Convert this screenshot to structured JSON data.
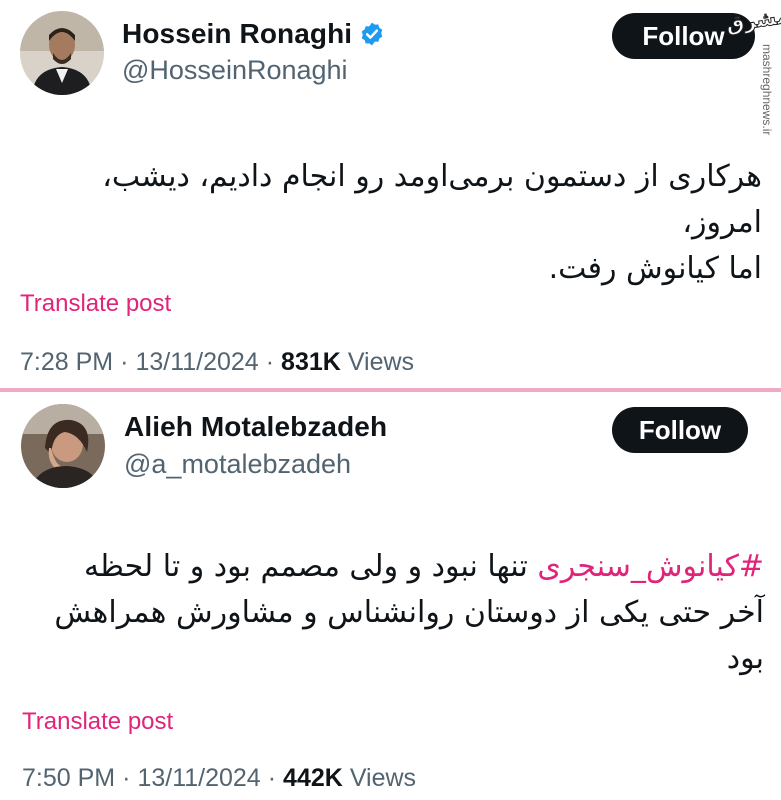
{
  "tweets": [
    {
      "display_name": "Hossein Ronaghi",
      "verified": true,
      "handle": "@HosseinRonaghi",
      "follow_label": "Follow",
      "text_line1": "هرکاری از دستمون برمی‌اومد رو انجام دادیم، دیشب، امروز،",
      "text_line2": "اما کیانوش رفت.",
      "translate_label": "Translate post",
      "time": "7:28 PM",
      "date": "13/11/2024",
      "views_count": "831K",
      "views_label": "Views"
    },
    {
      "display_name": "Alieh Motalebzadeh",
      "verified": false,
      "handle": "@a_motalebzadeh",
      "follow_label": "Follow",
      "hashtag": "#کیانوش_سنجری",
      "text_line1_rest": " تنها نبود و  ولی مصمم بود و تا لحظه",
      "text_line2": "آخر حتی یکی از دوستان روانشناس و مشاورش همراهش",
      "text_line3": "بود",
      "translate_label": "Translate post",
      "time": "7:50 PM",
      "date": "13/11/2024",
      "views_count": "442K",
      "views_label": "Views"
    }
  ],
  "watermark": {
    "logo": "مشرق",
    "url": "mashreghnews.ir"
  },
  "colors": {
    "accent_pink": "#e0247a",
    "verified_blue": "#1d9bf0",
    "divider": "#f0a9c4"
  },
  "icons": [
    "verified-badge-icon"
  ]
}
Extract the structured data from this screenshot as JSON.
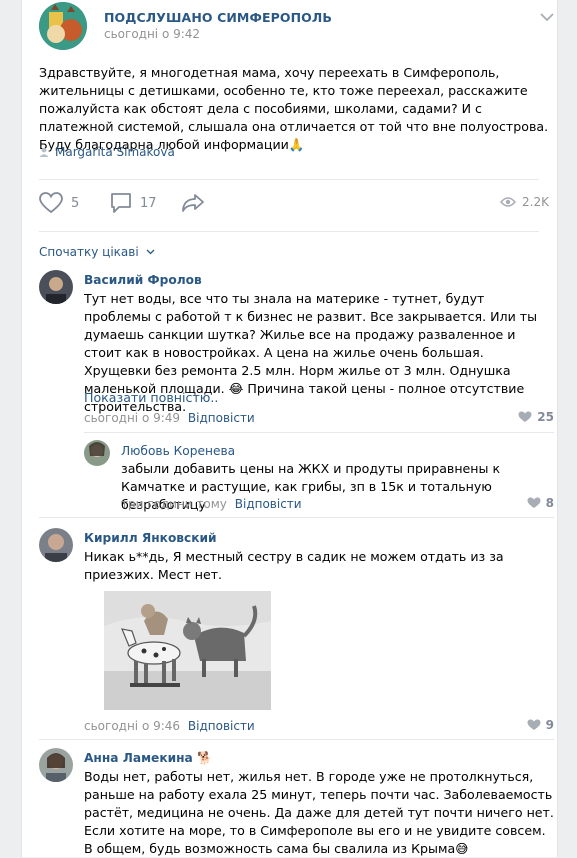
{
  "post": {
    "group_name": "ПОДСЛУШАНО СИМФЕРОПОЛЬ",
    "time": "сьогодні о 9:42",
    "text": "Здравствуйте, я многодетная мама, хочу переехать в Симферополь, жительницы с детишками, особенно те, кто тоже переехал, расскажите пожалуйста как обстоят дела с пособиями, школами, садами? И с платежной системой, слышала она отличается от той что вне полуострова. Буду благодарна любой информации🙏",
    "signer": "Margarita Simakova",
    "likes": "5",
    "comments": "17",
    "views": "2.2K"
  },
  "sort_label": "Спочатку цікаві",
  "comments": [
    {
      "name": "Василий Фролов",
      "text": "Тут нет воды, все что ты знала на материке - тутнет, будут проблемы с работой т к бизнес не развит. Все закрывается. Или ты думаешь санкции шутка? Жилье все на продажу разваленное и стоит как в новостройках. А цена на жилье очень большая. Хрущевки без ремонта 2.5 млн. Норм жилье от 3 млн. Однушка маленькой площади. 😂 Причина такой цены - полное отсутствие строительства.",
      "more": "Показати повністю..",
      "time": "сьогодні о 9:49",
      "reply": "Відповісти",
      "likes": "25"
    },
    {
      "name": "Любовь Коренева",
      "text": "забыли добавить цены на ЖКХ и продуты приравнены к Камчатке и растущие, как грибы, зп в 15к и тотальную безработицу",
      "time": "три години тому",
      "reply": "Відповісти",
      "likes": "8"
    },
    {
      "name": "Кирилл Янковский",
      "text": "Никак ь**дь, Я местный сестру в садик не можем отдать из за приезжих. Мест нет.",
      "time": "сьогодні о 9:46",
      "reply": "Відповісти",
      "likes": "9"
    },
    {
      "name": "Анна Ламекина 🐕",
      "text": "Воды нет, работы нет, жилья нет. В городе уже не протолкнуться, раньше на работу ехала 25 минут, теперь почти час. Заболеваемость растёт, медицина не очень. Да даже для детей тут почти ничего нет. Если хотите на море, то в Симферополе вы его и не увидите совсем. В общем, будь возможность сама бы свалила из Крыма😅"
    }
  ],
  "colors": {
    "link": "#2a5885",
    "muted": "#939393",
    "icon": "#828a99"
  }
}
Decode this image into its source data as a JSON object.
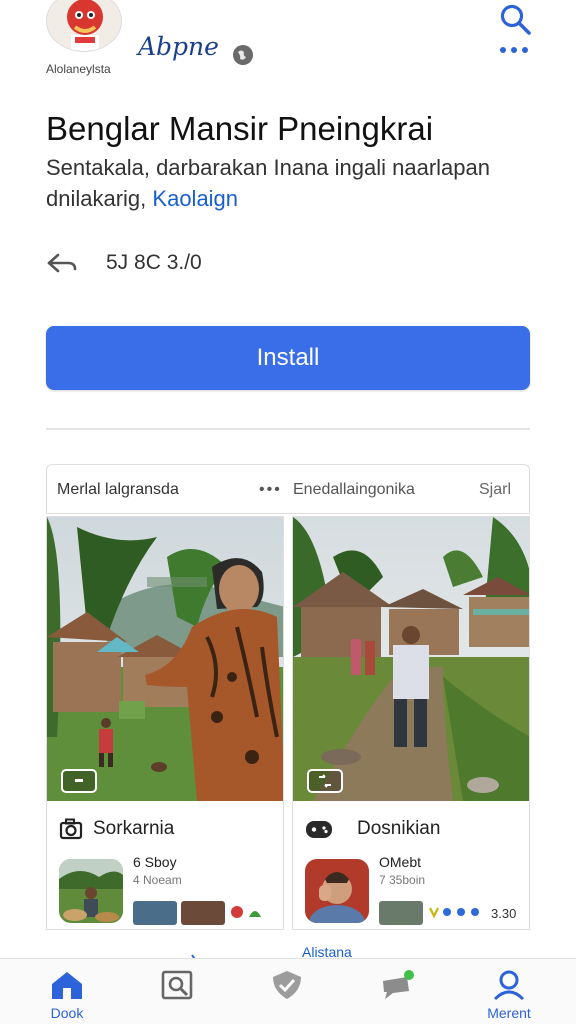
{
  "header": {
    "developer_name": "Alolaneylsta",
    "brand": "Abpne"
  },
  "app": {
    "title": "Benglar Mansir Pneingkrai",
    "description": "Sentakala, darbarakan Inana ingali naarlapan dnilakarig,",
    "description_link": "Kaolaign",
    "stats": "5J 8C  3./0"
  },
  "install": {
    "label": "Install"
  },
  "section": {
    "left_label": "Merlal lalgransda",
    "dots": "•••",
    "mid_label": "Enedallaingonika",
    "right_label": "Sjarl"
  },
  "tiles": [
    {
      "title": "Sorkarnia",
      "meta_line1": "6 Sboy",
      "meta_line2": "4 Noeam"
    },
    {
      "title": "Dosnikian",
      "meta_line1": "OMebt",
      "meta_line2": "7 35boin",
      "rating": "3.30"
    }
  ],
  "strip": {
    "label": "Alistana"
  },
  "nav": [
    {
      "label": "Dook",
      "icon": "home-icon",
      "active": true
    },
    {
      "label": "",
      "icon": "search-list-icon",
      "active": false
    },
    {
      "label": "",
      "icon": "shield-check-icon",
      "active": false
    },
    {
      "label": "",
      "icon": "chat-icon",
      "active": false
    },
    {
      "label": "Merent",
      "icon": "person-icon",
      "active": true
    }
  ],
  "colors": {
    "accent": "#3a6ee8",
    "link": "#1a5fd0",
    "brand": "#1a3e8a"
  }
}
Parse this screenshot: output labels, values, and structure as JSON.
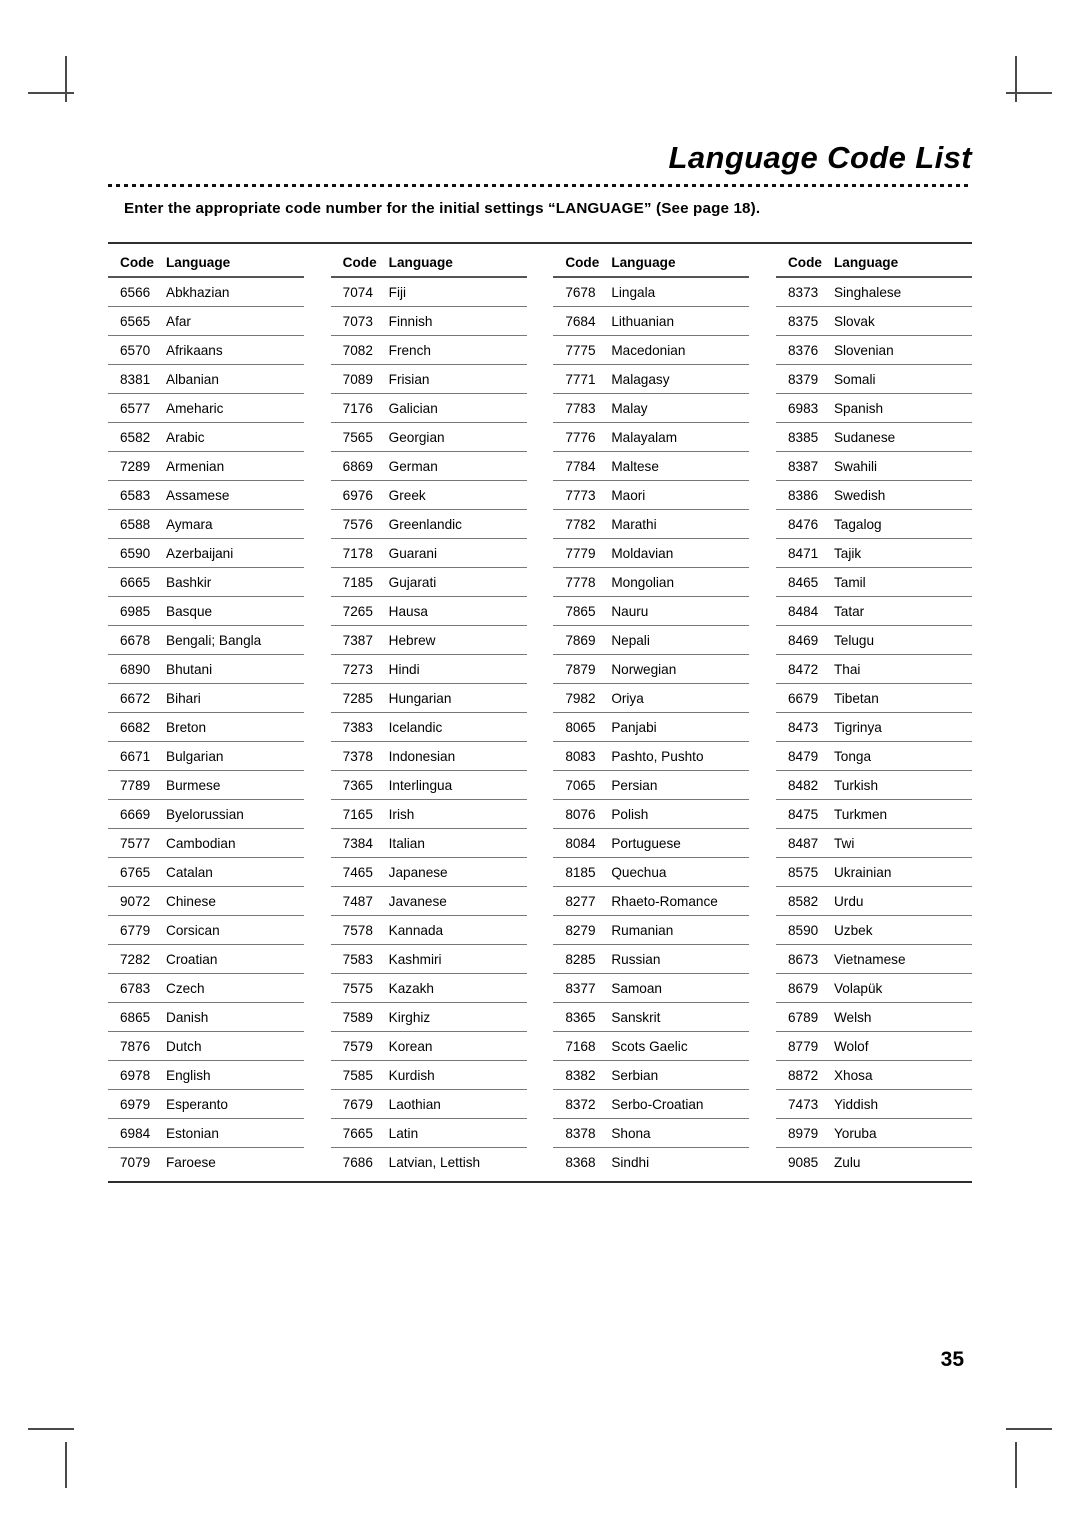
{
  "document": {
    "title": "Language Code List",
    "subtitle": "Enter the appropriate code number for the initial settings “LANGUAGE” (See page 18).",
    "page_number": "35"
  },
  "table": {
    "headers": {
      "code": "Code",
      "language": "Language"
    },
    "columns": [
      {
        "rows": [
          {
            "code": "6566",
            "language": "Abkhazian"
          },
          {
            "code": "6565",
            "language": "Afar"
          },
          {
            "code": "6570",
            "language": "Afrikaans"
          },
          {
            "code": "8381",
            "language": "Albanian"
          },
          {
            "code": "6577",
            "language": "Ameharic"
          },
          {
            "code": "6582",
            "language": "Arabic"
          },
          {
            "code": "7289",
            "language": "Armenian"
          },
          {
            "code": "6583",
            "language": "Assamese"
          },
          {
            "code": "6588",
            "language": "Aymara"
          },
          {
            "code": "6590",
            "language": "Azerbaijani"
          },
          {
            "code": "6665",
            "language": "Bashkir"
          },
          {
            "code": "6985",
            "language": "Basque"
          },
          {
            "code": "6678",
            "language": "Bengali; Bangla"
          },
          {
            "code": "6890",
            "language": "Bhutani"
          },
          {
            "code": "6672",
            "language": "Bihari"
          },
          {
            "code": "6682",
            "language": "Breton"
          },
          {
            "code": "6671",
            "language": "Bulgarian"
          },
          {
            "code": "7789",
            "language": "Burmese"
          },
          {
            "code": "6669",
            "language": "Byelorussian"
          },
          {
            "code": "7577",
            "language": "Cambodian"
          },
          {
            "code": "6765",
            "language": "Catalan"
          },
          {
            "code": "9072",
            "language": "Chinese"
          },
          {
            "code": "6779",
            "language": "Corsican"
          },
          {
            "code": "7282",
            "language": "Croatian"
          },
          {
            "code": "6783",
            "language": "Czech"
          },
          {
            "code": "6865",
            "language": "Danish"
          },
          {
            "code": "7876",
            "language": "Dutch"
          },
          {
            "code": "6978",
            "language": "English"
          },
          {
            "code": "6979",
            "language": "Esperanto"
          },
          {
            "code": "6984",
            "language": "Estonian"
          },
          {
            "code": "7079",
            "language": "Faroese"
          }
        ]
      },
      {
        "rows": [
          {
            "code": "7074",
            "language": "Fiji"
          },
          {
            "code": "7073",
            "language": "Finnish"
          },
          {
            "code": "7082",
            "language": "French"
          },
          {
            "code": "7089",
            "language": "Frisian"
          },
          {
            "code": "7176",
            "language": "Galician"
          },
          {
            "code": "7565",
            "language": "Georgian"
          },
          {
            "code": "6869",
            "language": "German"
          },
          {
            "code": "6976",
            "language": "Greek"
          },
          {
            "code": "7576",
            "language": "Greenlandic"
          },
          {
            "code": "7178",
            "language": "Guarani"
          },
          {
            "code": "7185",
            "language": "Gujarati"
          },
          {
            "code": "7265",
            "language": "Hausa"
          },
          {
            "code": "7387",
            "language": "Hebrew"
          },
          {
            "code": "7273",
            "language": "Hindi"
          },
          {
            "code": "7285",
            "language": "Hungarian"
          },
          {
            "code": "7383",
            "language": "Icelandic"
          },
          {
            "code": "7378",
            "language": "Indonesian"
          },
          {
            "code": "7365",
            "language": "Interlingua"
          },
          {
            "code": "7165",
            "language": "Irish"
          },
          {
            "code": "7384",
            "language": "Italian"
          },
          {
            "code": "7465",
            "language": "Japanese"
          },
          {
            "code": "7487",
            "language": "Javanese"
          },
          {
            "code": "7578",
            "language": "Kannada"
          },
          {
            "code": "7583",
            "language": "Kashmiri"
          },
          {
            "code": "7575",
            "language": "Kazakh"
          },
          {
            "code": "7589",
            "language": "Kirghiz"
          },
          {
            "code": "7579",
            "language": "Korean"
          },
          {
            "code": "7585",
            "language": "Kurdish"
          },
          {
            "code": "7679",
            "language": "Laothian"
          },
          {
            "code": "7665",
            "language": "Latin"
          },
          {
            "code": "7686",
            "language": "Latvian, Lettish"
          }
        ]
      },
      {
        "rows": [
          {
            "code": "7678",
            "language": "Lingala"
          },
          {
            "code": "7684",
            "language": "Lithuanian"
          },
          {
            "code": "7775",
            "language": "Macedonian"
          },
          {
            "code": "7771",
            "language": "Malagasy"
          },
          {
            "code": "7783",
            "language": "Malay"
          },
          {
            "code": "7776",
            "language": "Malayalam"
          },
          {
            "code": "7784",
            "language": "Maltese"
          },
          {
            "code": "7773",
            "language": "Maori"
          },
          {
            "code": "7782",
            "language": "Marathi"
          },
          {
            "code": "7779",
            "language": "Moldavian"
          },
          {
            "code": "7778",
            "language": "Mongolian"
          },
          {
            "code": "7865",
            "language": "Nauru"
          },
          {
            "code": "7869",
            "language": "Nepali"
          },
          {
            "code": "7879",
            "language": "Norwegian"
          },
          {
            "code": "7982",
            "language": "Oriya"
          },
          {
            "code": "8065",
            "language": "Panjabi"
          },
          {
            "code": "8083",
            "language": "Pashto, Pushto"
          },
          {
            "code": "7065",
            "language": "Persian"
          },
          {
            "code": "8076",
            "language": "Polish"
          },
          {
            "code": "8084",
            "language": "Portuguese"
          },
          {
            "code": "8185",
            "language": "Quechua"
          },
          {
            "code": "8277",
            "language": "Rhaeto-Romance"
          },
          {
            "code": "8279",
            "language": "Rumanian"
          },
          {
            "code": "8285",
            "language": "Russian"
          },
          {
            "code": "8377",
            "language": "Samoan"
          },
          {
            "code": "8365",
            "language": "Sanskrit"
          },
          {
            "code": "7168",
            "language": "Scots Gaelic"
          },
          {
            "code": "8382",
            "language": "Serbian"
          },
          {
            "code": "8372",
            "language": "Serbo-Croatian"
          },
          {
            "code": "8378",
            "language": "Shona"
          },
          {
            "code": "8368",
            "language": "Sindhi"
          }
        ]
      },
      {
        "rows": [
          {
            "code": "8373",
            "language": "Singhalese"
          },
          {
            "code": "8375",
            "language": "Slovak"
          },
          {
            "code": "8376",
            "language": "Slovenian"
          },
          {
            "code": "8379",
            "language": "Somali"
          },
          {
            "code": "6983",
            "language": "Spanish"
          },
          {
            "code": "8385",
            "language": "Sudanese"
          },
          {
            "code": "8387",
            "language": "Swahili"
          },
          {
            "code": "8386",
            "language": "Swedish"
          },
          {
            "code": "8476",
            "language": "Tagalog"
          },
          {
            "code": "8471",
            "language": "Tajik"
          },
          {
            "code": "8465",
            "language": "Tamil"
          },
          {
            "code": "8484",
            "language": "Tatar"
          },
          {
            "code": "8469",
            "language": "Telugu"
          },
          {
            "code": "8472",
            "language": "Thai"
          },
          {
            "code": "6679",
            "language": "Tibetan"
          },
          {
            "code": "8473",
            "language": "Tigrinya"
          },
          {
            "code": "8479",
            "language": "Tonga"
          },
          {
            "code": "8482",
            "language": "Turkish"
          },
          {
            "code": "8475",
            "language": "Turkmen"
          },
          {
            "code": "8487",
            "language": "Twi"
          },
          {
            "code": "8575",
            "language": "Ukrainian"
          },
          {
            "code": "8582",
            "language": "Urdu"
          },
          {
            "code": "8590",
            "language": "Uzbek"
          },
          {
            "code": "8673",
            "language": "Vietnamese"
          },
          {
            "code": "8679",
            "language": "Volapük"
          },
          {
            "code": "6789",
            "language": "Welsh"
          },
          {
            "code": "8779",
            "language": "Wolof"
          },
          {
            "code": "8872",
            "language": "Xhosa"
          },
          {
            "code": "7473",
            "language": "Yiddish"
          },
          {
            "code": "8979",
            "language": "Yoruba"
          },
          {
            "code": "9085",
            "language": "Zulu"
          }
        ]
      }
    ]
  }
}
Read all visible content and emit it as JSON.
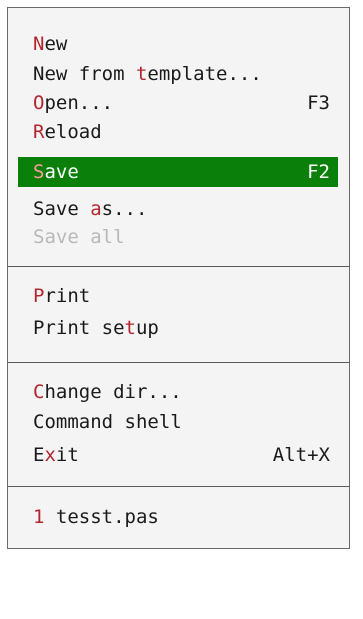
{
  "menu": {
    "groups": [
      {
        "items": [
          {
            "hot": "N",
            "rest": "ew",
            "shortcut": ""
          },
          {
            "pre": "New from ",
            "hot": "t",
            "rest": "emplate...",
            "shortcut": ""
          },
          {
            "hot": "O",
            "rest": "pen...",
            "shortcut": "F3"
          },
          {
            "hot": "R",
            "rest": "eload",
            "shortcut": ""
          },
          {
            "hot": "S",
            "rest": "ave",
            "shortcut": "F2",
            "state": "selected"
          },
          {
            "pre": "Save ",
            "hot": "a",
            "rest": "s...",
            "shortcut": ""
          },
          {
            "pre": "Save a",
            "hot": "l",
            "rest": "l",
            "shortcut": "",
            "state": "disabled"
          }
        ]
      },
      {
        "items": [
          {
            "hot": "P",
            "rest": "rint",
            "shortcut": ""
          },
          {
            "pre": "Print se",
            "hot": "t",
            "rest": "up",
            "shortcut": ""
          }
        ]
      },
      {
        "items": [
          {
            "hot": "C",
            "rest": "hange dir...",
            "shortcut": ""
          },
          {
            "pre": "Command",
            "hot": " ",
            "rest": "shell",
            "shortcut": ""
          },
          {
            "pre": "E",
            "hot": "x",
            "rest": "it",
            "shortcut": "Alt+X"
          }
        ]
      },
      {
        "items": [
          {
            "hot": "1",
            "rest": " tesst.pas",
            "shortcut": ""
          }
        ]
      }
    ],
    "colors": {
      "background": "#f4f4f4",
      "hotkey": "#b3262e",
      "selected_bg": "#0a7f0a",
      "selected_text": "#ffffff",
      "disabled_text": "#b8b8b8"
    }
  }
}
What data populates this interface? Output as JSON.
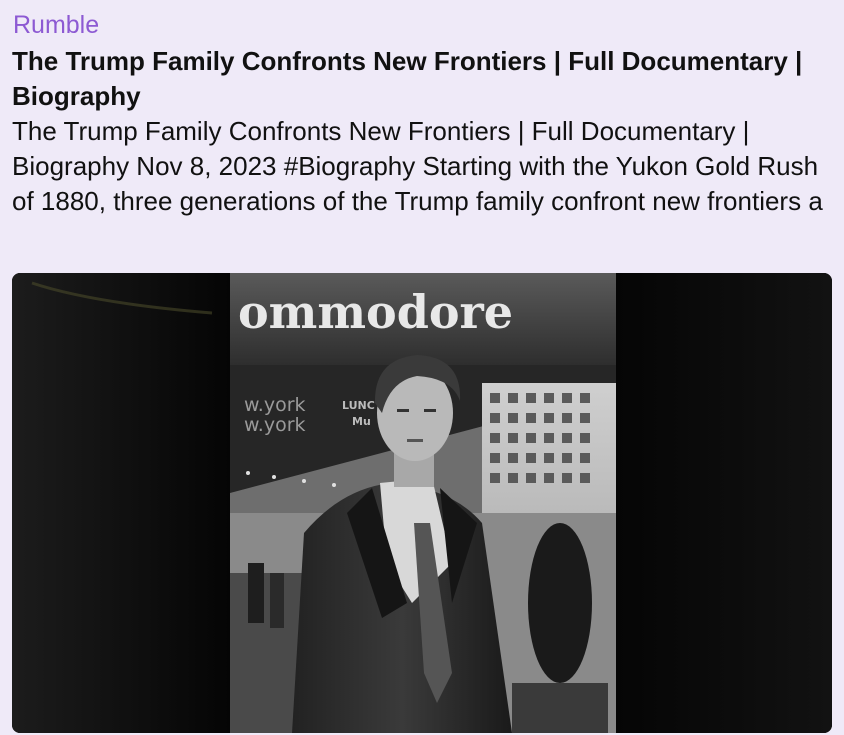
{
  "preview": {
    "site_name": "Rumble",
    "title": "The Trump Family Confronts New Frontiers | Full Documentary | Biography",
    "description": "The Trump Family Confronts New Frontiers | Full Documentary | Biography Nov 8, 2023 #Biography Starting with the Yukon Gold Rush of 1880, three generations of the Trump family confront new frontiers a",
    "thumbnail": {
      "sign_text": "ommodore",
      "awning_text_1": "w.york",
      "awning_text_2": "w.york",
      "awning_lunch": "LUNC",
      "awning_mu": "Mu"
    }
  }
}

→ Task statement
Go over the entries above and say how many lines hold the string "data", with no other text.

→ Result for this exercise
4